Of higher schools, in which careful instruction is given in natural and social sciences, have been opened in the chief cities under the name of " pedagogical courses."
The natural sciences are much cultivated in Russia.
The work achieved by Russian savants, especially in biology, physiology and chemistry, and in the sciences descriptive of the vast territory of Russia, is well known to Europe.
Educated at Trinity College, Cambridge, where he took a first-class both in the mathematical tripos and in the 2nd part of the moral sciences tripos, he remained at Cambridge as a lecturer, and became well known as a student of mathematical philosophy and a leading exponent of the views of the newer school of Realists.
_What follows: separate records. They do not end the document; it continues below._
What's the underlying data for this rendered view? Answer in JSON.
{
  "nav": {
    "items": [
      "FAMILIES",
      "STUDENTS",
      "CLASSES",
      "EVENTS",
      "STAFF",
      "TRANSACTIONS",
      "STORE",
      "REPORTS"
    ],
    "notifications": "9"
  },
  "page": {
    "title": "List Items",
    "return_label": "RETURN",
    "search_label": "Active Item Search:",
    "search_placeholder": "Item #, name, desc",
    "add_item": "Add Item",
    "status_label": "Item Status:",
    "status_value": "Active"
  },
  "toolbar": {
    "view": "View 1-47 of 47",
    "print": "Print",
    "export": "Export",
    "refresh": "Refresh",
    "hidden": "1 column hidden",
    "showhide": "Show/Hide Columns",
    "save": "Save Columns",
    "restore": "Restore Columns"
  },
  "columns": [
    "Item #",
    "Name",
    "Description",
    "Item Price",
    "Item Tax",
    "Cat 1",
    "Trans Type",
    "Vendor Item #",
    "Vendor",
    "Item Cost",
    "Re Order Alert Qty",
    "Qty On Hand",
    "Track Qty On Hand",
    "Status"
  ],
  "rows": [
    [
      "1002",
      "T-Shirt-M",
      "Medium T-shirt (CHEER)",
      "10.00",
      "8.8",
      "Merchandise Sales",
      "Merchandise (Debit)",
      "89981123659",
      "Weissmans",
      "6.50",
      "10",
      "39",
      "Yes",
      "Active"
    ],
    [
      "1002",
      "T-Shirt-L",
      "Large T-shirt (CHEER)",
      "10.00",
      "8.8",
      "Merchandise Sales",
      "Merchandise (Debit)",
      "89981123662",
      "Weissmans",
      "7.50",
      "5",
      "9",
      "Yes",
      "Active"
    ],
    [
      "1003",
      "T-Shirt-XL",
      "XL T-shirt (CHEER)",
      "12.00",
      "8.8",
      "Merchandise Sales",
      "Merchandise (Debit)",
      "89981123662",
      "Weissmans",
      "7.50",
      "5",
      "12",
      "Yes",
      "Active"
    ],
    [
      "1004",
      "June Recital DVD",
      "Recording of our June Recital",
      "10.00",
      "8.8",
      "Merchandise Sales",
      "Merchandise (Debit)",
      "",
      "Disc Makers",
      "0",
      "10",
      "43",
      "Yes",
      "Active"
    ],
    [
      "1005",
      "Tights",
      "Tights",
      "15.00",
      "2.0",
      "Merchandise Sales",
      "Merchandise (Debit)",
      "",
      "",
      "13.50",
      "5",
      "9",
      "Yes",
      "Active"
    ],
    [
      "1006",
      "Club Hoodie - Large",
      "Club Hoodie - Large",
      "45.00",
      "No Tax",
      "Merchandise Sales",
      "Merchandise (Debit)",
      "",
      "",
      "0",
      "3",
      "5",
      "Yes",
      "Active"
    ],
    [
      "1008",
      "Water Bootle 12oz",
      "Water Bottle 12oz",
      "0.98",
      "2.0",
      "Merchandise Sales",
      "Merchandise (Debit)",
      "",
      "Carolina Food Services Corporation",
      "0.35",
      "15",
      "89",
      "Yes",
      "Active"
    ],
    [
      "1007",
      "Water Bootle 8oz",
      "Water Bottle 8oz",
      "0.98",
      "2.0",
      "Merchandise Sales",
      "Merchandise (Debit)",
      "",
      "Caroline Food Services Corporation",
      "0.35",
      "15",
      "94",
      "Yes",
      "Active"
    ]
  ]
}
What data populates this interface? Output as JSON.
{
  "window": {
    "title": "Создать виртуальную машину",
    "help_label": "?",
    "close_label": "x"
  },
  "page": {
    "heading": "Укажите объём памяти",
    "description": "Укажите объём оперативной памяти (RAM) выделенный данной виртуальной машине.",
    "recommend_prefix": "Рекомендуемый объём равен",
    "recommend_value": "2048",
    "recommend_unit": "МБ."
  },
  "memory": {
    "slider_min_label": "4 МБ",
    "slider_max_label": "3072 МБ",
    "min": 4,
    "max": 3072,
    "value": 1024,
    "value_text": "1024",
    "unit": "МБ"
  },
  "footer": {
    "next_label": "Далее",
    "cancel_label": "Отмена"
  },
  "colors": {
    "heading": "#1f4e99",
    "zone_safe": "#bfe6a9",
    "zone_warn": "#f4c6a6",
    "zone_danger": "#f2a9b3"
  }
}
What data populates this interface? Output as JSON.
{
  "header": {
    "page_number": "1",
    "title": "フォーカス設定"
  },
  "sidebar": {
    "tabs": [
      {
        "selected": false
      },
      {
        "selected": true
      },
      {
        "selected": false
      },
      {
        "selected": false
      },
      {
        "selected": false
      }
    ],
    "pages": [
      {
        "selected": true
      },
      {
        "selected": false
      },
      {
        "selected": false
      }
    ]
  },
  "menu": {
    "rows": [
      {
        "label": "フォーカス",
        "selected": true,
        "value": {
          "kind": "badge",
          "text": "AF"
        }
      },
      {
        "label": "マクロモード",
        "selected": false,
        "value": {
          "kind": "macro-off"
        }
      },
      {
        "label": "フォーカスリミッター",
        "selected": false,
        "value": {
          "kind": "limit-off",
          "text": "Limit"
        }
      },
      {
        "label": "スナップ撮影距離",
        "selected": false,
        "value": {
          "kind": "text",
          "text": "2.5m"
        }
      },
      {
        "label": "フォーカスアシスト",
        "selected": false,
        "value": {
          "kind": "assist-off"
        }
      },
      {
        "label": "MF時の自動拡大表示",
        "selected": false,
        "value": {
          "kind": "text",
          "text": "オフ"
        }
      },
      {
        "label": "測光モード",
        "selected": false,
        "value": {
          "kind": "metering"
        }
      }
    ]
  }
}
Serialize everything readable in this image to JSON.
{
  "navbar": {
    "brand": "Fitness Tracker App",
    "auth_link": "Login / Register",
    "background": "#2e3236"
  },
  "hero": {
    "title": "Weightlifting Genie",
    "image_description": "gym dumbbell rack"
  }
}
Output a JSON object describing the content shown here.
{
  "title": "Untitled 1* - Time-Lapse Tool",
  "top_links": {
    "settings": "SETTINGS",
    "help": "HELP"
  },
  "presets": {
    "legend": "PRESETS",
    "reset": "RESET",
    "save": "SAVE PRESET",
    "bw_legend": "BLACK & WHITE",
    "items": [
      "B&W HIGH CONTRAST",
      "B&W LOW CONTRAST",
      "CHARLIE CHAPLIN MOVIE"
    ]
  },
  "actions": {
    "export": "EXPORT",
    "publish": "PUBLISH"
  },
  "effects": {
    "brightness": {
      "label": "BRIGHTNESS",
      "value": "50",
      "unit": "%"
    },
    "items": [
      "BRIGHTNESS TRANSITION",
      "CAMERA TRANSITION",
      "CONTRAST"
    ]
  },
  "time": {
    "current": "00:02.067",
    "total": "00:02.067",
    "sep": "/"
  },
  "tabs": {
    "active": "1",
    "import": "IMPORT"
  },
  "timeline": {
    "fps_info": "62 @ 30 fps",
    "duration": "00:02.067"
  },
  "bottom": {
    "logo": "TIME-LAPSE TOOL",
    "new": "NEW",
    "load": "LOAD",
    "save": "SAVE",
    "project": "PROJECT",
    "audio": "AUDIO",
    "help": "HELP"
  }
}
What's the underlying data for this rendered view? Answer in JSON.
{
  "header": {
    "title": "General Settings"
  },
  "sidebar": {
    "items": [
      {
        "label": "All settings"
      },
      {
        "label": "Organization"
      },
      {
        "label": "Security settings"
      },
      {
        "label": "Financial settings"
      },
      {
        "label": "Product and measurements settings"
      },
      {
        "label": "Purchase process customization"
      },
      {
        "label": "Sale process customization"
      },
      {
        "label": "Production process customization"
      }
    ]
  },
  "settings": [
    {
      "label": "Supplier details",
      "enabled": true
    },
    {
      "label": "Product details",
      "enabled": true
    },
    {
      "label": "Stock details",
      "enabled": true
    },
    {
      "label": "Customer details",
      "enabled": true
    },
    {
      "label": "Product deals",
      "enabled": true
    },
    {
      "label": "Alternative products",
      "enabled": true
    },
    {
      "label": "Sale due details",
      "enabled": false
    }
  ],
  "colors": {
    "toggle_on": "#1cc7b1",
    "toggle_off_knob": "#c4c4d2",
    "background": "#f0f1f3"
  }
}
On the 26th of October 1868 he communicated to the Paris Academy of Sciences, almost simultaneously with Dr P. J.
When the cost of recording all the data is zero, the cost of processing it is zero, and the cost of accessing it zero, then the many sciences, especially human health, will be democratized.
Then our talk turned to the interpretation of the seven pillars and steps of the Temple, the seven sciences, the seven virtues, the seven vices, and the seven gifts of the Holy Spirit.
Human sciences dissect everything to comprehend it, and kill everything to examine it.
They do not see that the role of the natural sciences in this matter is merely to serve as an instrument for the illumination of one side of it.
In regard to this question, history stands to the other sciences as experimental science stands to abstract science.
In another form but along the same path of reflection the other sciences have proceeded.
The same is done by the natural sciences: leaving aside the question of cause, they seek for laws.
He went to the university of Leipzig as a student of philosophy and natural sciences, but entered officially as a student of medicine.
These activities were part of the culture of everyday life.
In consequence the special sciences and the wisdom of common life entangle themselves easily and frequently in contradictions.
In 1808 he was elected a member of the French Academy in place of Cabanis, and in 1832 he was also named a member of the Academy of Moral Sciences on its reorganization.
From 1863 to 1870 he was secretary and recorder to the American Academy of Arts and Sciences, and in the last year of his life he lectured on mathematical physics at Harvard.